Website and app data records:
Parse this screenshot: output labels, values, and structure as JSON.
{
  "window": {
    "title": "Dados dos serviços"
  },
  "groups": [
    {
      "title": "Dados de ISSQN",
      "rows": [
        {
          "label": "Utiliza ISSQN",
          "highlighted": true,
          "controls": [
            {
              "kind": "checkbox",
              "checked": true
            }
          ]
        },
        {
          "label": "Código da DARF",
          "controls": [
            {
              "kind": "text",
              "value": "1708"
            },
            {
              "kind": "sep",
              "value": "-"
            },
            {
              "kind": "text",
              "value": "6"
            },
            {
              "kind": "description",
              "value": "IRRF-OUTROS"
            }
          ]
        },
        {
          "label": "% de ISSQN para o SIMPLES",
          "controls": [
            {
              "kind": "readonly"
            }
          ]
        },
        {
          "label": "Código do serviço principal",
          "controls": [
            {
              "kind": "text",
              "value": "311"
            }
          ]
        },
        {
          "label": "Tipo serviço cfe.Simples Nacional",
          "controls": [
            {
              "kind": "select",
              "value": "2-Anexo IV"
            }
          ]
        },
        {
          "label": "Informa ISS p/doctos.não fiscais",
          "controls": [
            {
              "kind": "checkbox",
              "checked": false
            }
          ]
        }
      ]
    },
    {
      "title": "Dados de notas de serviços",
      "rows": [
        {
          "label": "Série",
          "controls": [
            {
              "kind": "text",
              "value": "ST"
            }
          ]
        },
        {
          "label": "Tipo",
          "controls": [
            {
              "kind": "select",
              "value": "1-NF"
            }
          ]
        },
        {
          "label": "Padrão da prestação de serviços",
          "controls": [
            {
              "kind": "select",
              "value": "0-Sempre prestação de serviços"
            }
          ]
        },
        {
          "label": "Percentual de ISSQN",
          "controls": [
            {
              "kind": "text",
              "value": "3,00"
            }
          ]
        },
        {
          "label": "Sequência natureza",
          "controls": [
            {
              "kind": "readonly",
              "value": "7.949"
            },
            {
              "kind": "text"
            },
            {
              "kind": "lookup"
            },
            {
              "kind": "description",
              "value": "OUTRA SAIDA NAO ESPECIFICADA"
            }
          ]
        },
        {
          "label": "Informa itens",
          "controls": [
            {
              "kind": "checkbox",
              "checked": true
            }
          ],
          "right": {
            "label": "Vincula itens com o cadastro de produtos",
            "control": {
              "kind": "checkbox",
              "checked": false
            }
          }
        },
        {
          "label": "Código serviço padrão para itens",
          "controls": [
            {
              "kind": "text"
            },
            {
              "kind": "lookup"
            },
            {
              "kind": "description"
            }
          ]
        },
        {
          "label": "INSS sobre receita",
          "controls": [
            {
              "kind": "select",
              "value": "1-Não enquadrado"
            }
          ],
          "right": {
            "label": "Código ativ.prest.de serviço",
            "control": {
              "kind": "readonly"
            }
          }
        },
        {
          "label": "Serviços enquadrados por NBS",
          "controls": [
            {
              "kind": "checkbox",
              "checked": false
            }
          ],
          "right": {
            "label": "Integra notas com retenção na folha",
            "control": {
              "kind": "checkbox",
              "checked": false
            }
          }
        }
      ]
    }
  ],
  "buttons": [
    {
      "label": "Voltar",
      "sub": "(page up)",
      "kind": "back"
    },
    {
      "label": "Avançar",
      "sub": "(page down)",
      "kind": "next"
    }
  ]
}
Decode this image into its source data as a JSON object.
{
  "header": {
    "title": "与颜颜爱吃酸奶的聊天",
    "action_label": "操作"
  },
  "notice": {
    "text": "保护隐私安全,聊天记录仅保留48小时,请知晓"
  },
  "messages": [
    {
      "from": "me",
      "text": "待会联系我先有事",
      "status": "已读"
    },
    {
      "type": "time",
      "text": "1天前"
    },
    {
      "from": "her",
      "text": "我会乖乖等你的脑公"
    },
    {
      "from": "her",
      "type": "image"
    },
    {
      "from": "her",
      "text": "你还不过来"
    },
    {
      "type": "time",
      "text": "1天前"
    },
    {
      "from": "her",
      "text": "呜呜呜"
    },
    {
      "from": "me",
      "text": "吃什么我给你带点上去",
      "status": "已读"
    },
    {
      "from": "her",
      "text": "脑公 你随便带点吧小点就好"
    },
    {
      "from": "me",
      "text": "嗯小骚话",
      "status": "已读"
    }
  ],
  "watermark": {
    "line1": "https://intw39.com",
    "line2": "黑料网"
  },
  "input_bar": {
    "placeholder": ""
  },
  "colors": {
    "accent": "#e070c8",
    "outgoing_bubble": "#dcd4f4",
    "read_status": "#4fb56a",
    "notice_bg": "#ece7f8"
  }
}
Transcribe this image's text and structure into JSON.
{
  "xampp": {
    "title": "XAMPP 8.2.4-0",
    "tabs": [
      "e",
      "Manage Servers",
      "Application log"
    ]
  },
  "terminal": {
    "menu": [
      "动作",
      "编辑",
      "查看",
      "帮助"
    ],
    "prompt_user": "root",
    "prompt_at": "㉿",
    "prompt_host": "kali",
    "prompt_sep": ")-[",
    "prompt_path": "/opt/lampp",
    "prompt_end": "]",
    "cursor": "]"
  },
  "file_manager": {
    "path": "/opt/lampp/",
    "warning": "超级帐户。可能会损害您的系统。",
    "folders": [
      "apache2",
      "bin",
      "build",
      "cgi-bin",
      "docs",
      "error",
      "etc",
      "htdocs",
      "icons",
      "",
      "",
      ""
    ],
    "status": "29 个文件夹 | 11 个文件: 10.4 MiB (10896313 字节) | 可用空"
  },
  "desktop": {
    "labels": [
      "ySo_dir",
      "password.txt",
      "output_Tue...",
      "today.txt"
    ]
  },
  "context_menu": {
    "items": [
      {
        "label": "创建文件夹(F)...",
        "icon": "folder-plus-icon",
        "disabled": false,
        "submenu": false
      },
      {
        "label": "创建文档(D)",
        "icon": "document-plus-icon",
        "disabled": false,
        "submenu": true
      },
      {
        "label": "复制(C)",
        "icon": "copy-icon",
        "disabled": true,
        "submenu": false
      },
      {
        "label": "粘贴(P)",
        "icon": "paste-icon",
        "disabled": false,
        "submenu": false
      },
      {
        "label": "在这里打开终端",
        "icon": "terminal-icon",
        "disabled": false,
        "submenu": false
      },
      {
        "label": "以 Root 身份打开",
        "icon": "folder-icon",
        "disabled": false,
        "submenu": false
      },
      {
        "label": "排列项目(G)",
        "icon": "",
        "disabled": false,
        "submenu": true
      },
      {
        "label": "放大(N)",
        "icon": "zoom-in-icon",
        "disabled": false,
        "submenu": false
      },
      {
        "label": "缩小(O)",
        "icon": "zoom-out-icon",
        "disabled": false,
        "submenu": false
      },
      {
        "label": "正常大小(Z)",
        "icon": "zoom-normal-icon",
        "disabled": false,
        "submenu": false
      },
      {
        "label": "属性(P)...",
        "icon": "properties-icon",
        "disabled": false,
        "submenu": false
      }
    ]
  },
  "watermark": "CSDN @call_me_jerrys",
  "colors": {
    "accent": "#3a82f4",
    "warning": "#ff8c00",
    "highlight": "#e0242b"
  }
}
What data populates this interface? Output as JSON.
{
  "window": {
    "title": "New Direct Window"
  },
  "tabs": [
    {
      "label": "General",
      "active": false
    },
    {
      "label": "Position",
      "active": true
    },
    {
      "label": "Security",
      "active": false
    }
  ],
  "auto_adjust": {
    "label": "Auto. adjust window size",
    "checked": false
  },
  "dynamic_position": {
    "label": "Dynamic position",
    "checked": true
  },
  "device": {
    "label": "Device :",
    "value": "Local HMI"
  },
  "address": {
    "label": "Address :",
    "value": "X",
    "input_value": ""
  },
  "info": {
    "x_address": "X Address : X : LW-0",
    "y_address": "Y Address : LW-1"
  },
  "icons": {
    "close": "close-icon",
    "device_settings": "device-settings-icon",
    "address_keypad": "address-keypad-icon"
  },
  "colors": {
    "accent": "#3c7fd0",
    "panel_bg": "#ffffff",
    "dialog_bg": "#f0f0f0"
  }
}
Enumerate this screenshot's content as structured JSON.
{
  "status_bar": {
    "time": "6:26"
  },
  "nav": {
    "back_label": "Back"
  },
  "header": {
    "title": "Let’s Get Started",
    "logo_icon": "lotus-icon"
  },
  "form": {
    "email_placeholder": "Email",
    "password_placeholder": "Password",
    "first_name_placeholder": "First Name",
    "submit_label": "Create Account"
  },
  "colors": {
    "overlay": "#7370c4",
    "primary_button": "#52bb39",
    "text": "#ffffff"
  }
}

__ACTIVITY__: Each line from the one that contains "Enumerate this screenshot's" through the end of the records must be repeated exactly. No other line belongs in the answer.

__SOLVED EXERCISE__:
Enumerate this screenshot's content as structured JSON.
{
  "status_bar": {
    "time": "6:26"
  },
  "nav": {
    "back_label": "Back"
  },
  "header": {
    "title": "Let’s Get Started",
    "logo_icon": "lotus-icon"
  },
  "form": {
    "email_placeholder": "Email",
    "password_placeholder": "Password",
    "first_name_placeholder": "First Name",
    "submit_label": "Create Account"
  },
  "colors": {
    "overlay": "#7370c4",
    "primary_button": "#52bb39",
    "text": "#ffffff"
  }
}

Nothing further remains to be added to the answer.